Mayor’s Summer Reading Club: The program designates a city-wide book choice for infants and for children ages 2-5 to share with families at no cost to them. Throughout the summer, libraries, museums, farmers’ markets and other institutions in Atlanta will hold “book club reads” and enrichment events based on the stories. 2020 book selections include “In the West End” and “Goodnight, Goodnight, Construction Site.”
Pizza Hut BOOKIT! Program: The school program runs October 1 through March 31 each year, but you can do a version at home this summer. Sign up for weekly emails with summer reading activities.
Wrapped Up in Reading: The Carlos Museum’s annual summer reading program encourages children to maintain their reading skills, and the book list allows kids to learn about civilizations from around the world. Children who read five books from the Summer 2020 Book List and email their completed Reading Diary signed by a parent by Sept. 1 will receive prizes. Since the Carlos Museum is closed to the public until further notice due to COVID-19, families may not be able to visit the museum over the summer to pick up their prizes as in the past; instead, prizes will be mailed to you.
Book Adventure: The online book club allows kids to log-in, choose books and then select prizes after successfully taking quizzes. Parents get a separate log-in for checking on their kids and to help choose books that are age-appropriate.
Junie B. Jones: The Kids’ Club includes a newsletter about new books, fun printables, games and special activities.
Magic Tree House Kids’ Adventure Club: Earn rewards for the pages read of “Magic Tree House” books, take quizzes, collect online passport stamps and more.
Scholastic Summer Read-a-Palooza: Kids can enter their summer reading minutes online until Sept. 4. Kids can build their own avatars, make new friends, earn virtual rewards and unlock donations for kids with limited or no access to books. Start and keep reading streaks by reading every day over the summer.
Tips for Reluctant Readers:
- Don’t get stuck on making your kids read for educational purposes. Incorporate activities that go along with what your children are into. If they’re visiting outer space in a book, make a fun, messy papier-mâché craft of the solar system, or watch a space movie. Camp outside and incorporate stargazing (search online for when planets are visible in the night sky).
- Start early. Read to your children when they are small to promote family time, word recognition and comprehension, and maybe, just maybe, a love of books. Whenever possible, read in such a way that the book scenes and characters come alive. Or try audio books, which usually have a dynamic reader.
- Get books on subjects they’re already into. Does your child love superheroes, princesses, dinosaurs, tea parties or a cartoon character? Use that to help you find books that he or she is more likely to want to read. Take children to the library or bookstore, letting them browse and choose what they would like to have.
- Schedule time around activities to sit down and share a book or read different books, but in the same room.

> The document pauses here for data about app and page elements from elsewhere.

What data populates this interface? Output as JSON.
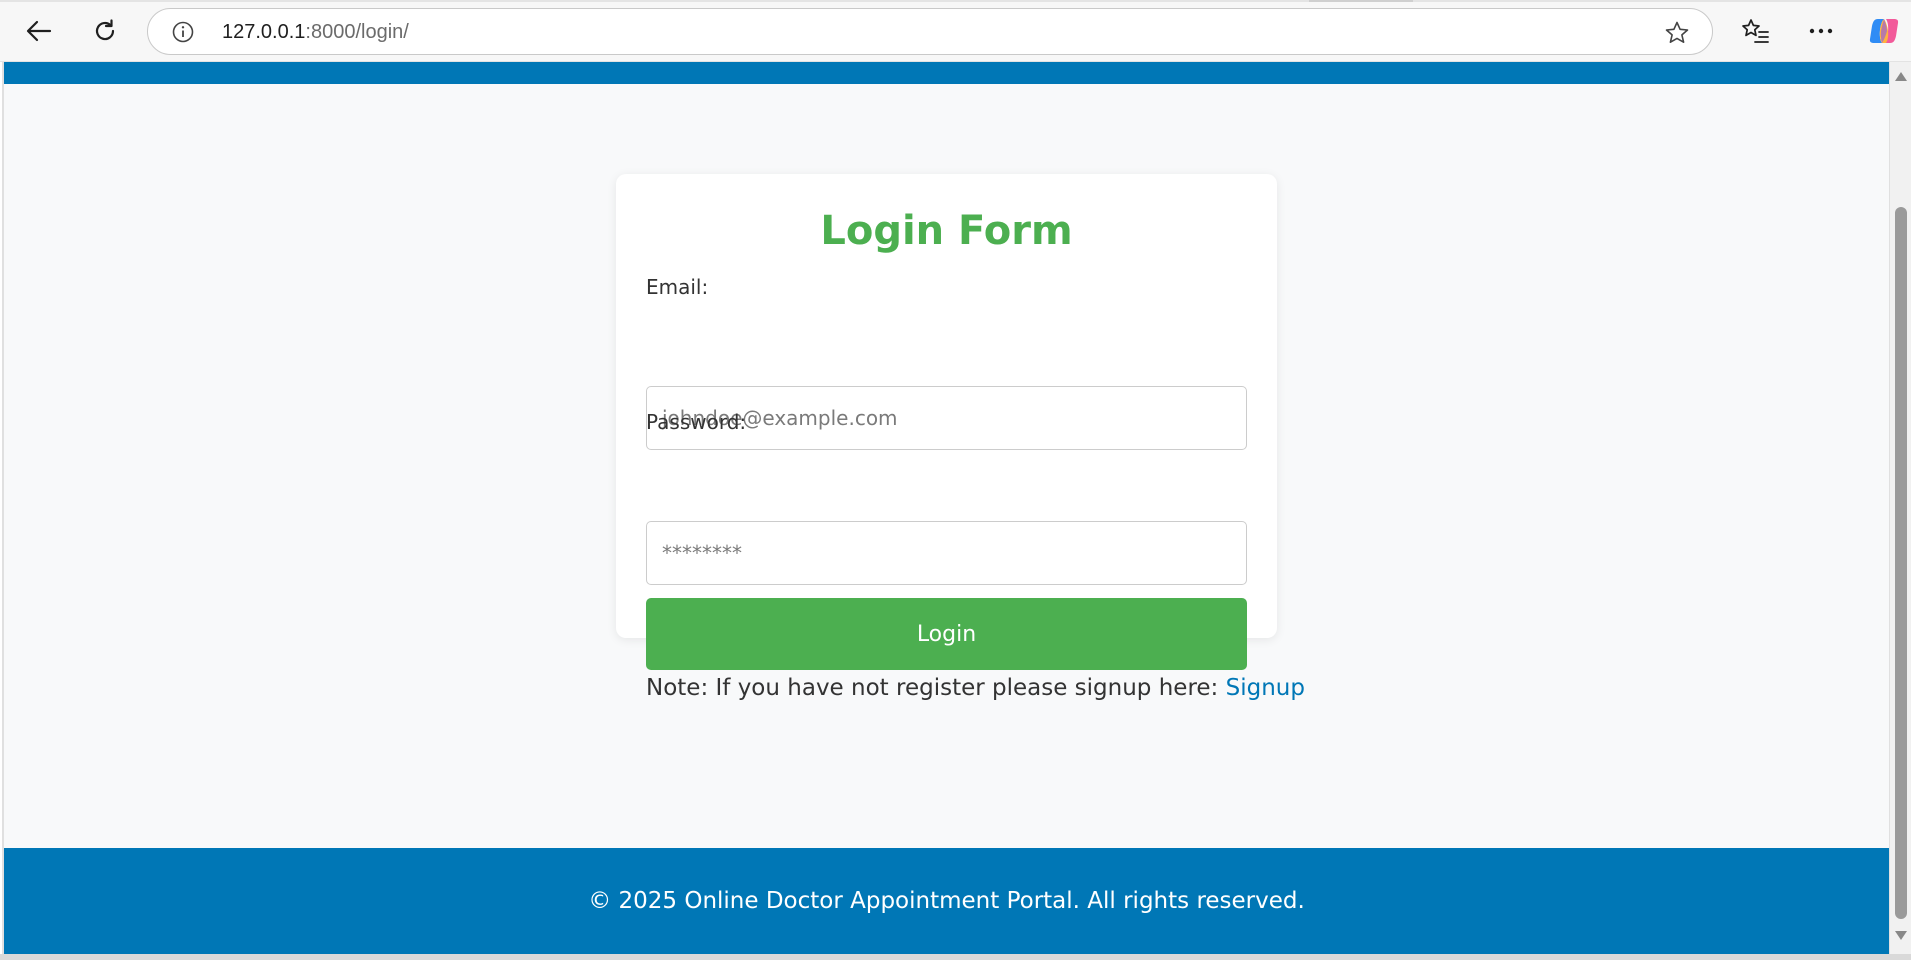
{
  "browser": {
    "url_host": "127.0.0.1",
    "url_path": ":8000/login/",
    "icons": [
      "back-icon",
      "reload-icon",
      "info-icon",
      "star-icon",
      "favorites-icon",
      "more-icon",
      "copilot-icon"
    ]
  },
  "form": {
    "title": "Login Form",
    "email_label": "Email:",
    "email_placeholder": "johndoe@example.com",
    "password_label": "Password:",
    "password_placeholder": "********",
    "submit_label": "Login"
  },
  "note": {
    "text": "Note: If you have not register please signup here: ",
    "link_label": "Signup"
  },
  "footer": {
    "text": "© 2025 Online Doctor Appointment Portal. All rights reserved."
  },
  "colors": {
    "brand_blue": "#0077b6",
    "accent_green": "#4caf50",
    "page_bg": "#f8f9fa"
  }
}
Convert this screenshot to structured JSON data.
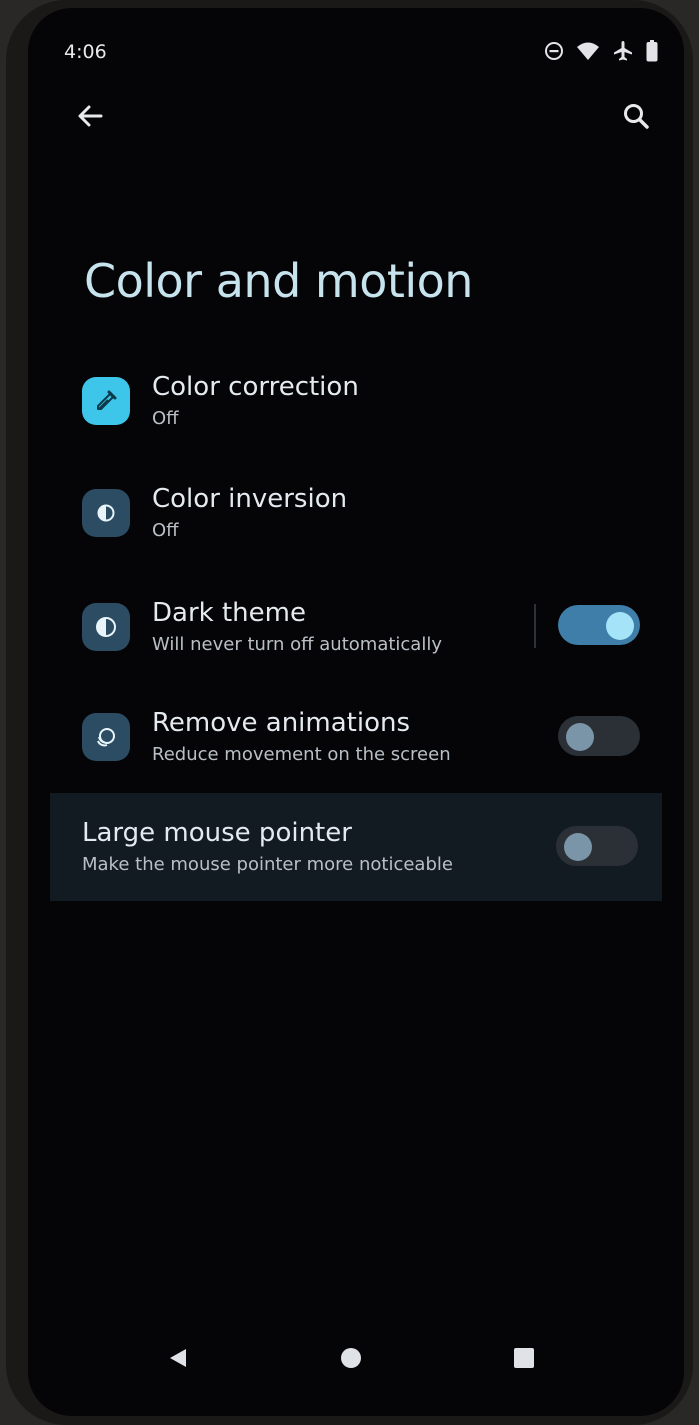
{
  "status_bar": {
    "time": "4:06",
    "icons": [
      "do-not-disturb-icon",
      "wifi-icon",
      "airplane-icon",
      "battery-icon"
    ]
  },
  "top_bar": {
    "back_icon": "arrow-back-icon",
    "search_icon": "search-icon"
  },
  "page": {
    "title": "Color and motion"
  },
  "settings": {
    "color_correction": {
      "title": "Color correction",
      "subtitle": "Off",
      "icon": "eyedropper-icon"
    },
    "color_inversion": {
      "title": "Color inversion",
      "subtitle": "Off",
      "icon": "invert-colors-icon"
    },
    "dark_theme": {
      "title": "Dark theme",
      "subtitle": "Will never turn off automatically",
      "icon": "dark-theme-icon",
      "enabled": true
    },
    "remove_animations": {
      "title": "Remove animations",
      "subtitle": "Reduce movement on the screen",
      "icon": "animation-icon",
      "enabled": false
    },
    "large_mouse_pointer": {
      "title": "Large mouse pointer",
      "subtitle": "Make the mouse pointer more noticeable",
      "enabled": false
    }
  },
  "nav_bar": {
    "back_icon": "nav-back-icon",
    "home_icon": "nav-home-icon",
    "recents_icon": "nav-recents-icon"
  },
  "colors": {
    "accent": "#3e7ea8",
    "title_text": "#c7e3ee",
    "background": "#050406",
    "color_correction_tile": "#3ec6ea",
    "icon_tile": "#2b4c63"
  }
}
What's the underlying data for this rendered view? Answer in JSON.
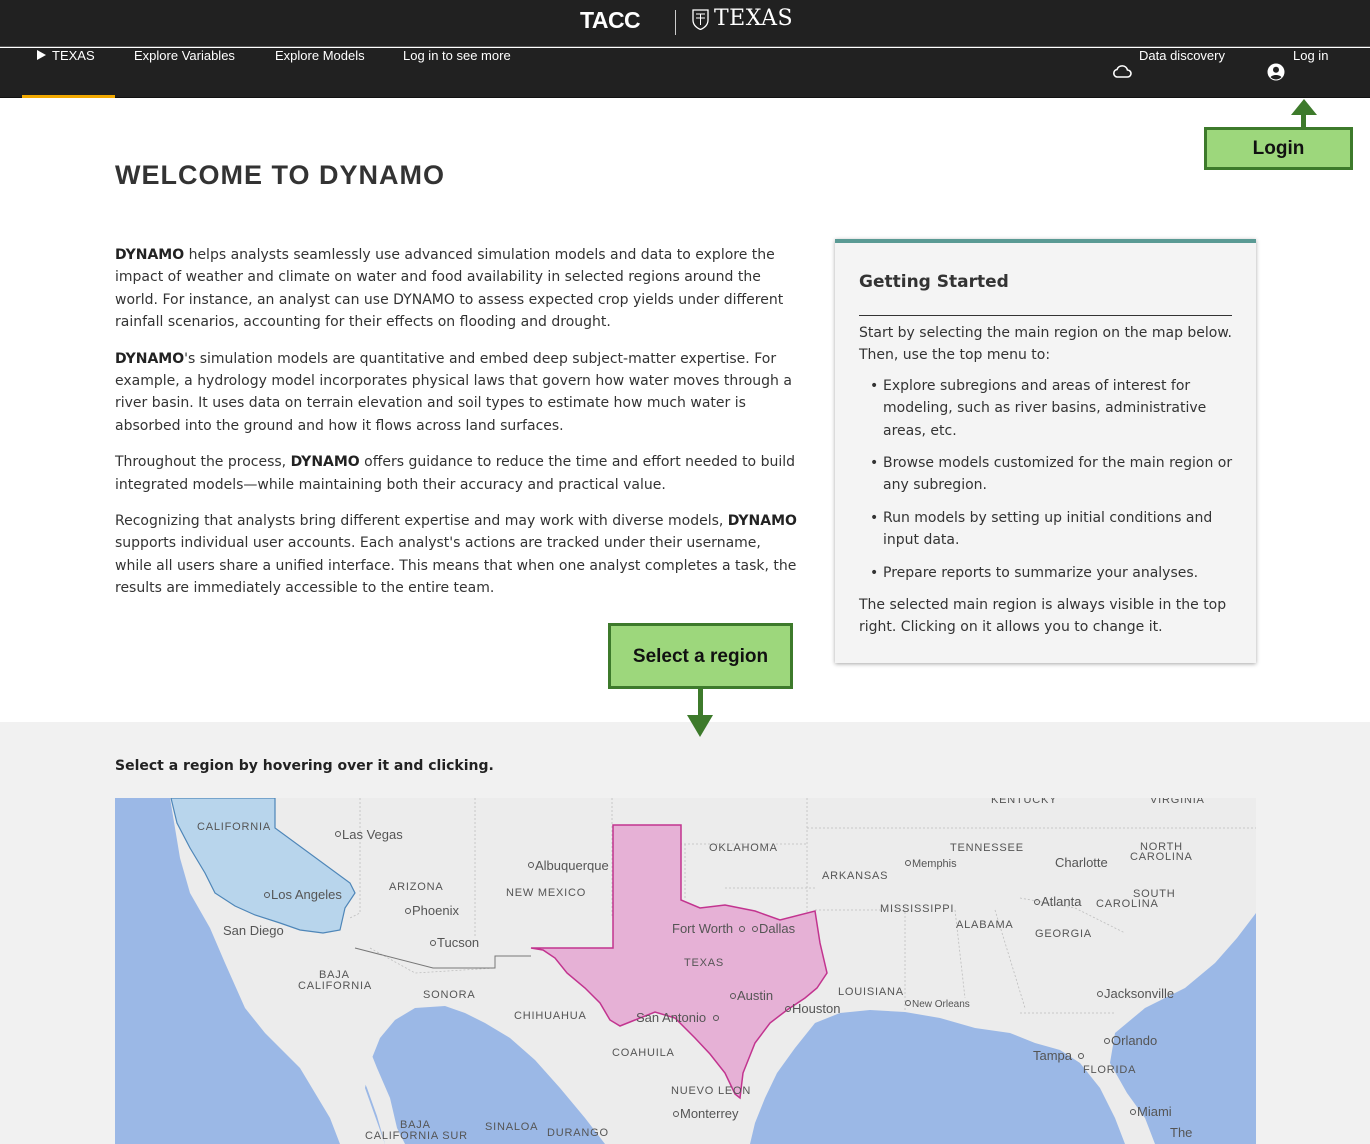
{
  "brand": {
    "tacc": "TACC",
    "texas": "TEXAS"
  },
  "nav": {
    "region": "TEXAS",
    "explore_variables": "Explore Variables",
    "explore_models": "Explore Models",
    "login_more": "Log in to see more",
    "data_discovery": "Data discovery",
    "login": "Log in"
  },
  "callouts": {
    "login": "Login",
    "select_region": "Select a region"
  },
  "welcome": {
    "title": "WELCOME TO DYNAMO"
  },
  "intro": {
    "p1_bold": "DYNAMO",
    "p1": " helps analysts seamlessly use advanced simulation models and data to explore the impact of weather and climate on water and food availability in selected regions around the world. For instance, an analyst can use DYNAMO to assess expected crop yields under different rainfall scenarios, accounting for their effects on flooding and drought.",
    "p2_bold": "DYNAMO",
    "p2": "'s simulation models are quantitative and embed deep subject-matter expertise. For example, a hydrology model incorporates physical laws that govern how water moves through a river basin. It uses data on terrain elevation and soil types to estimate how much water is absorbed into the ground and how it flows across land surfaces.",
    "p3_pre": "Throughout the process, ",
    "p3_bold": "DYNAMO",
    "p3": " offers guidance to reduce the time and effort needed to build integrated models—while maintaining both their accuracy and practical value.",
    "p4_pre": "Recognizing that analysts bring different expertise and may work with diverse models, ",
    "p4_bold": "DYNAMO",
    "p4": " supports individual user accounts. Each analyst's actions are tracked under their username, while all users share a unified interface. This means that when one analyst completes a task, the results are immediately accessible to the entire team."
  },
  "getting_started": {
    "title": "Getting Started",
    "intro": "Start by selecting the main region on the map below. Then, use the top menu to:",
    "items": [
      "Explore subregions and areas of interest for modeling, such as river basins, administrative areas, etc.",
      "Browse models customized for the main region or any subregion.",
      "Run models by setting up initial conditions and input data.",
      "Prepare reports to summarize your analyses."
    ],
    "outro": "The selected main region is always visible in the top right. Clicking on it allows you to change it."
  },
  "map": {
    "hint": "Select a region by hovering over it and clicking.",
    "colors": {
      "ocean": "#9bb8e6",
      "land": "#ececec",
      "texas": "#e6b1d6",
      "texas_border": "#c2348f",
      "california": "#b8d5ec",
      "california_border": "#4e86b8"
    },
    "labels": {
      "california": "CALIFORNIA",
      "las_vegas": "Las Vegas",
      "albuquerque": "Albuquerque",
      "oklahoma": "OKLAHOMA",
      "tennessee": "TENNESSEE",
      "north_carolina_1": "NORTH",
      "north_carolina_2": "CAROLINA",
      "charlotte": "Charlotte",
      "memphis": "Memphis",
      "arkansas": "ARKANSAS",
      "arizona": "ARIZONA",
      "new_mexico": "NEW MEXICO",
      "los_angeles": "Los Angeles",
      "phoenix": "Phoenix",
      "mississippi": "MISSISSIPPI",
      "alabama": "ALABAMA",
      "atlanta": "Atlanta",
      "south_carolina_1": "SOUTH",
      "south_carolina_2": "CAROLINA",
      "georgia": "GEORGIA",
      "san_diego": "San Diego",
      "tucson": "Tucson",
      "fort_worth": "Fort Worth",
      "dallas": "Dallas",
      "texas": "TEXAS",
      "baja_california_1": "BAJA",
      "baja_california_2": "CALIFORNIA",
      "sonora": "SONORA",
      "austin": "Austin",
      "louisiana": "LOUISIANA",
      "jacksonville": "Jacksonville",
      "houston": "Houston",
      "new_orleans": "New Orleans",
      "chihuahua": "CHIHUAHUA",
      "san_antonio": "San Antonio",
      "coahuila": "COAHUILA",
      "tampa": "Tampa",
      "orlando": "Orlando",
      "florida": "FLORIDA",
      "nuevo_leon": "NUEVO LEON",
      "monterrey": "Monterrey",
      "miami": "Miami",
      "baja_sur_1": "BAJA",
      "baja_sur_2": "CALIFORNIA SUR",
      "sinaloa": "SINALOA",
      "durango": "DURANGO",
      "kentucky": "KENTUCKY",
      "virginia": "VIRGINIA",
      "the_bahamas": "The"
    }
  }
}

Family-wide quiet time is often a rarity, but it doesn’t have to be if you put it on the calendar. Turn off all electronics and unplug for awhile.
Check back for updated information:
Atlanta Hawks’ Check It Out Reading Challenge: Students in grades K-12 who successfully read at least five books will receive: a Check it Out Reading Challenge bookmark and a free youth ticket with the purchase of at least one adult ticket to a regular season game.